(28) When he saw Jesus, he cried out, and fell down before him, and with a loud voice said, What have I to do with thee, Jesus, thou Son of God most high? I beseech thee, torment me not.
(29) (For he had commanded the unclean spirit to come out of the man. For oftentimes it had caught him: and he was kept bound with chains and in fetters; and he brake the bands, and was driven of the devil into the wilderness.)
Here we have the case where Jesus met a man possessed by an evil spirit. Luke acknowledges that it is alive, active and intelligent, yet refers to him as an “it.” But notice the following two verses:
(30) And Jesus asked him, saying, What is thy name? And he said, Legion: because many devils were entered into him.
(31) And they besought him that he would not command them to go out into the deep.
Here we notice something important. The “it” is a Legion of many spirits, and not just one. As in the verses above, we here have yet another example of the word “it” referring to “a group of persons.”
So we gather that the word “it” can be used to refer to living, intelligent human beings, either of a group of people, kids, or infants.
Now we will show a bible example of “it” being used for a single individual:
(38) And, behold, a man of the company cried out, saying, Master, I beseech thee, look upon my son: for he is mine only child.
(39) And, lo, a spirit taketh him, and he suddenly crieth out; and it teareth him that he foameth again, and bruising him hardly departeth from him.
The child of this man was possessed by “a” spirit, and, knowing that it is a real, living spirit, refers to it with this pronoun.
Now in Luke 8:28-29, we noticed that the spirit is referred to an “it,” yet in verse 30, Jesus applies to it the following pronoun… “And Jesus asked him, saying, What is thy name? ...”
This same thing is done to the Holy Spirit. Although the bible uses the word “it” to refer to him, Jesus applied at least four pronouns when referring to him:
(17) Even the Spirit of truth; whom the world cannot receive, because it seeth him not, neither knoweth him: but ye know him; for he dwelleth with you, and shall be in you.
Note: It was already proven that Jesus is not the promised comforter spoken of here. See the section called “Is the comforter Jesus himself?”
For our Adventist brethren, Ellen White also applies such pronouns to the Holy Spirit:
“The Holy Spirit, sent from heaven by the benevolence of infinite love, takes the things of God and reveals them to every soul that has an implicit faith in Christ.

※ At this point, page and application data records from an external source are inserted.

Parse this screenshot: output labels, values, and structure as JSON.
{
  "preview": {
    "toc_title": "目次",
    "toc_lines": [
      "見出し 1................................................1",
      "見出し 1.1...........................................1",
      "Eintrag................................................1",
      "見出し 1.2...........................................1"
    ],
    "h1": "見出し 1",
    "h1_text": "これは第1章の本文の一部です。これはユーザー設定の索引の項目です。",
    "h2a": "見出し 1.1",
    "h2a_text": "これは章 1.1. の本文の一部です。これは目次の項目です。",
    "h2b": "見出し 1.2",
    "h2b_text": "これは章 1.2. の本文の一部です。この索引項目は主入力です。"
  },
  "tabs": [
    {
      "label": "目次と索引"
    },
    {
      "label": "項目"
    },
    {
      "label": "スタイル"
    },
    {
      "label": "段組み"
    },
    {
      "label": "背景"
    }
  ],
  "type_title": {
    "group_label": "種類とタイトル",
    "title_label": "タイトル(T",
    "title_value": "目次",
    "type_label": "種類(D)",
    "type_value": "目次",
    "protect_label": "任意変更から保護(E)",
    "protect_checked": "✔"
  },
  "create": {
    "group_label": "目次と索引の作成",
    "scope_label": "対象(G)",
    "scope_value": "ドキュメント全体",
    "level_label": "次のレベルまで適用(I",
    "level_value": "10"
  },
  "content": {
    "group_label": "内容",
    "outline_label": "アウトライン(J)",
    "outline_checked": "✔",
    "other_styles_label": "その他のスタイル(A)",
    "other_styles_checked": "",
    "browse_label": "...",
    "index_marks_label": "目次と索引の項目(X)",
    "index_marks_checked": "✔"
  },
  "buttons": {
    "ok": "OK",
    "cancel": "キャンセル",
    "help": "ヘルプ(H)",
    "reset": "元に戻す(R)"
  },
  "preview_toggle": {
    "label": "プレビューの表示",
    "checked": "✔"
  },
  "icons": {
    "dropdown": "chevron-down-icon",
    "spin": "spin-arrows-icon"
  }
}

By His power the vital truths upon which the salvation of the soul depends are impressed upon the mind, and the way of life is made so plain that none need err therein.” –Christ’s Object Lessons, page 113.
And she is clear that the Holy Spirit is a personal, living being, and not just an It:
“We need to realize that the Holy Spirit, who is as much a person as God is a person, is walking through these grounds.” -Manuscript 66, 1899. (From a talk to the students at the Avondale School.)
“The Holy Spirit is a person, for He beareth witness with our spirits that we are the children of God. When this witness is borne, it carries with it its own evidence. At such times we believe and are sure that we are the children of God.
The Holy Spirit has a personality, else He could not bear witness to our spirits and with our spirits that we are the children of God. He must also be a divine person, else He could not search out the secrets which lie hidden in the mind of God. "For what man knoweth the things of a man, save the spirit of man which is in him? even so the things of God knoweth no man, but the Spirit of God." -Manuscript 20, 1906.” -Evangelism, page 616-617.
We can not base our beliefs merely on the word “it,” since it can be used in various ways. Just because an infant, a child, or a group of people can be referred to with the word “it,” does not mean they are not self-living, intelligent, personal beings. The same must be applied to the Holy Spirit, especially in the light of what has been revealed about him in the sections above. The Holy Spirit is a personal, eternal being. He is part of the heavenly Godhead, being called “God” himself in scripture, and is the very Melchizedek priest which met Abraham after the great slaughter of Genesis 14:17-20.